Dr Leone Norwood Farrell, Biochemist & microbiologist
Leone Norwood Farrell was a Canadian biochemist and microbiologist whose inventions enabled the large-scale production of the polio vaccine in the 1950s.
Dr Leone Norwood Farrell was a Canadian biochemist and microbiologist whose inventions enabled the large-scale production of the polio vaccine in the 1950s. Her innovative research also helped increase the production of penicillin and sped up the rollout of vaccinations against whooping cough.
Farrell was born in Monkland, Ontario, on 13 April 1904. She studied chemistry at undergraduate level, going on to an MSc in zymology (the chemistry of fermentation) and a PhD in biochemistry at the University of Toronto. In 1934, the year after she obtained her doctorate, Farrell was hired as a research assistant by the university’s Connaught Laboratories. It was a career move that would change her life.
Connaught was a public-service lab that prepared essential health products such as antitoxins, insulin and vaccines. Farrell initially worked on toxoid vaccines for staphylococcus and dysentery, but in 1939, she began developing a new method of growing bacterial cultures in large bottles.

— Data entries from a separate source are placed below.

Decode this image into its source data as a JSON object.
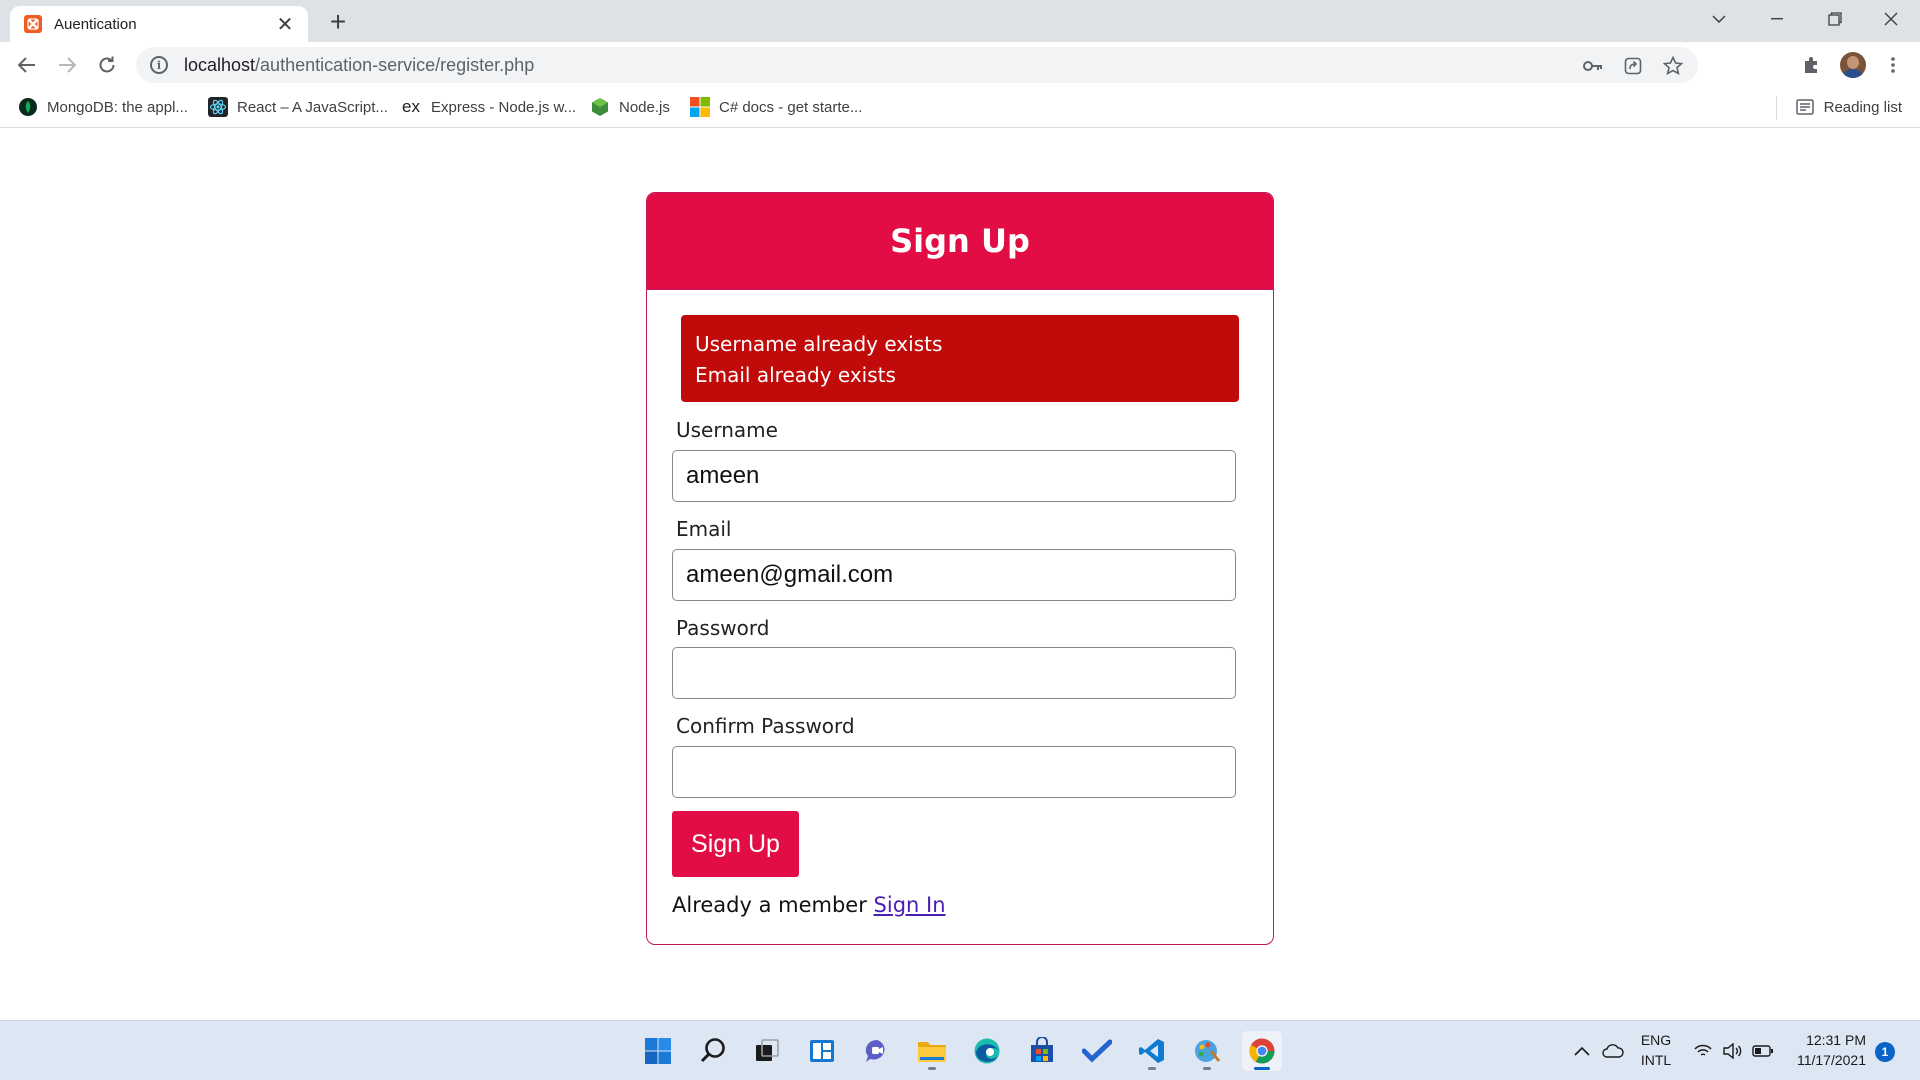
{
  "browser": {
    "tab_title": "Auentication",
    "url_host": "localhost",
    "url_path": "/authentication-service/register.php",
    "accent_color": "#dee1e6"
  },
  "bookmarks": [
    {
      "label": "MongoDB: the appl...",
      "icon": "mongodb-leaf-icon"
    },
    {
      "label": "React – A JavaScript...",
      "icon": "react-atom-icon"
    },
    {
      "label": "Express - Node.js w...",
      "icon": "express-ex-icon"
    },
    {
      "label": "Node.js",
      "icon": "nodejs-hexagon-icon"
    },
    {
      "label": "C# docs - get starte...",
      "icon": "microsoft-logo-icon"
    }
  ],
  "reading_list": "Reading list",
  "form": {
    "title": "Sign Up",
    "header_color": "#e30d45",
    "errors": [
      "Username already exists",
      "Email already exists"
    ],
    "error_color": "#c10a0a",
    "username_label": "Username",
    "username_value": "ameen",
    "email_label": "Email",
    "email_value": "ameen@gmail.com",
    "password_label": "Password",
    "password_value": "",
    "confirm_label": "Confirm Password",
    "confirm_value": "",
    "submit_label": "Sign Up",
    "member_text": "Already a member",
    "signin_link": "Sign In"
  },
  "taskbar": {
    "lang_top": "ENG",
    "lang_bottom": "INTL",
    "time": "12:31 PM",
    "date": "11/17/2021",
    "notifications": "1"
  }
}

These were gently rocked to promote cell growth, significantly increasing the amount of bacteria and toxins that could be cultivated for use in vaccines.
In the early 1940s, Farrell adapted her technique – later known as the “Toronto Method” – to produce a vaccine for pertussis (whooping cough) on a far larger scale than had previously been possible. This made childhood immunisation programmes much more affordable, a remarkable achievement in its own right. Towards the end of World War II, she also identified a strain of penicillium that helped boost antibiotic production.
But it was during the development of the polio vaccine in the early 1950s that Farrell’s rocking technique became truly transformative. The American virologist Dr Jonas Salk had found a way of providing immunity against polio, by injecting people with a killed version of the virus. However, he was struggling to create the vaccine in significant quantities. From 1953, Farrell and her team began adapting the Toronto Method to safely mass-produce the live polio virus, which was then shipped to the US and killed for use in Salk’s research.
To prepare for an unprecedented mass field trial of Salk’s polio vaccine, Farrell oversaw the hiring and training of staff and the custom-building of machines capable of rocking bottles containing 3,000 litres of the virus. At the time, hers was the only team in the world capable of working at such a rate. The trial began in April 1954, with the result made public a year later, the day before Farrell’s 51st birthday. The vaccine worked. “I could not help feeling that I had received a pretty fine present,” she said later.
After that triumph, Farrell returned to her life-saving research into diseases, studying how the polio vaccine could be improved and researching issues surrounding vaccine production and immunity. She published scientific papers until her retirement from the Connaught in 1969, but never sought or achieved Salk’s global celebrity. She died on 24 September 1986 and was buried in an unmarked grave. In 2009, a family tombstone was updated with her name and a tribute to her work.
Variations of the Toronto Method were reportedly used until the 1970s to make polio vaccines; Connaught never patented the process, apparently at Farrell’s request.
Leone N. Farrell, Wikipedia
Leone Norwood Farrell, PhD, Carol K. Elliott, Polio Place, March 2011
Leone Norwood Farrell, Christopher J. Rutty, The Canadian Encyclopedia, 18 March 2021
Canada’s Key Role in Creating a Once Awaited Vaccine, Ian Austen, The New York Times, 31 July 2020
Biochemist rocked poliovirus into vaccine, Susanna McLeod, The Kingston Whig-Standard, 16 July 2020
Written by Moya Crockett, with thanks to Stylist for their support.